Paint and coatings manufacturers have also made significant technical advances in paint production and application processes, mostly aimed at reducing energy and water consumption and dramatically lowering CO2 emissions.
The use of stir-in pigments, for example, has resulted in reduced waste, lower overall costs and increased colour consistency. Xfast stir-in pigments from BASF are supplied as free-flowing, low-dusting granules and can be stirred directly into aqueous coating formulations. They are tailor-made for application in aqueous architectural paints and coatings and in the construction industry. The pigments can be directly incorporated into substrates such as emulsion paints, lacquers, plasters and mortars. Furthermore, they are excellent starting materials for the facile, easily reproducible formulation of aqueous preparations.
Quick and easy are also the buzzwords in a world that wants everything done better, faster and cheaper. The introduction of high-performance formulations has eliminated entire steps in the painting process by providing satisfactory coverage in one easy coat.
Lighting up the night
At the 2013 Design Indaba Conference in Cape Town, another jaw-dropping technology in the paint and coatings industry was showcased by Daan Rosegaarde of Studio Rosegaarde in the Netherlands, who has been working on developing glow-in-the-dark road paint for use on road markings.
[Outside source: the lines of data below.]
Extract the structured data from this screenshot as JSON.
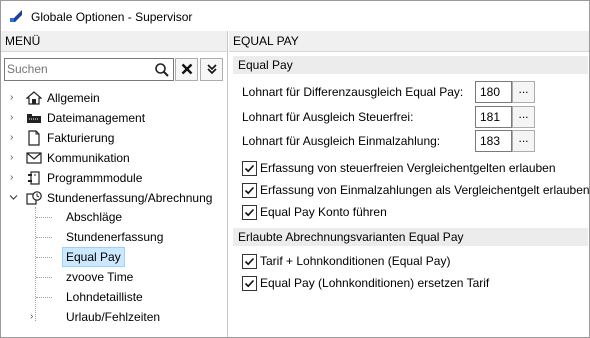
{
  "window": {
    "title": "Globale Optionen - Supervisor"
  },
  "left_pane": {
    "header": "MENÜ",
    "search": {
      "value": "",
      "placeholder": "Suchen"
    },
    "tree": [
      {
        "label": "Allgemein",
        "icon": "home-icon"
      },
      {
        "label": "Dateimanagement",
        "icon": "folder-icon"
      },
      {
        "label": "Fakturierung",
        "icon": "document-icon"
      },
      {
        "label": "Kommunikation",
        "icon": "envelope-icon"
      },
      {
        "label": "Programmmodule",
        "icon": "plugin-icon"
      },
      {
        "label": "Stundenerfassung/Abrechnung",
        "icon": "clock-icon",
        "expanded": true,
        "children": [
          {
            "label": "Abschläge"
          },
          {
            "label": "Stundenerfassung"
          },
          {
            "label": "Equal Pay",
            "selected": true
          },
          {
            "label": "zvoove Time"
          },
          {
            "label": "Lohndetailliste"
          },
          {
            "label": "Urlaub/Fehlzeiten"
          }
        ]
      }
    ]
  },
  "right_pane": {
    "header": "EQUAL PAY",
    "section1": {
      "title": "Equal Pay",
      "fields": [
        {
          "label": "Lohnart für Differenzausgleich Equal Pay:",
          "value": "180",
          "button": "..."
        },
        {
          "label": "Lohnart für Ausgleich Steuerfrei:",
          "value": "181",
          "button": "..."
        },
        {
          "label": "Lohnart für Ausgleich Einmalzahlung:",
          "value": "183",
          "button": "..."
        }
      ],
      "checkboxes": [
        {
          "label": "Erfassung von steuerfreien Vergleichentgelten erlauben",
          "checked": true
        },
        {
          "label": "Erfassung von Einmalzahlungen als Vergleichentgelt erlauben",
          "checked": true
        },
        {
          "label": "Equal Pay Konto führen",
          "checked": true
        }
      ]
    },
    "section2": {
      "title": "Erlaubte Abrechnungsvarianten Equal Pay",
      "checkboxes": [
        {
          "label": "Tarif + Lohnkonditionen (Equal Pay)",
          "checked": true
        },
        {
          "label": "Equal Pay (Lohnkonditionen) ersetzen Tarif",
          "checked": true
        }
      ]
    }
  },
  "colors": {
    "selection_bg": "#cce8ff",
    "header_bg": "#f0f0f0",
    "app_icon": "#1f3f99"
  }
}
The project, “Smart Highway”, is backed by Heijmans Infrastructure, and aims to eliminate the need for streetlamps via road markings powered by photo-luminescent paint that absorbs the sun’s energy during the day and emits light during the night.
The new colour wheel
• Mix and match unexpected pairings such as orange and purple.
• Holistic palettes that affect the human psyche.
• Full-spectrum colour means that there is red, blue and yellow in every colour, eliminating the use of black.
Howard Harris, an independent energy consultant, says the coatings industry should use the global demand for increased sustainability to its advantage instead of regarding it as an obstacle to future profitability. “If the South African paint industry cannot comply with future demands for lowering the VOC content in paints, an increasing number of buildings will remain unpainted,” Harris warns.
Ongoing efforts focus on future expectations for the industry, taking into consideration the continued need for minimising the environmental impact of processes, ingredients and final coatings products. Raw material availability, energy costs, transportation issues, geographical differentiation, global and regional regulatory requirements are all factors that need to be considered when developing new technologies and products.
Full thanks and acknowledgement are given to the South African Paint Manufacturers Association, Plascon Group and BASF for the information given to write this article.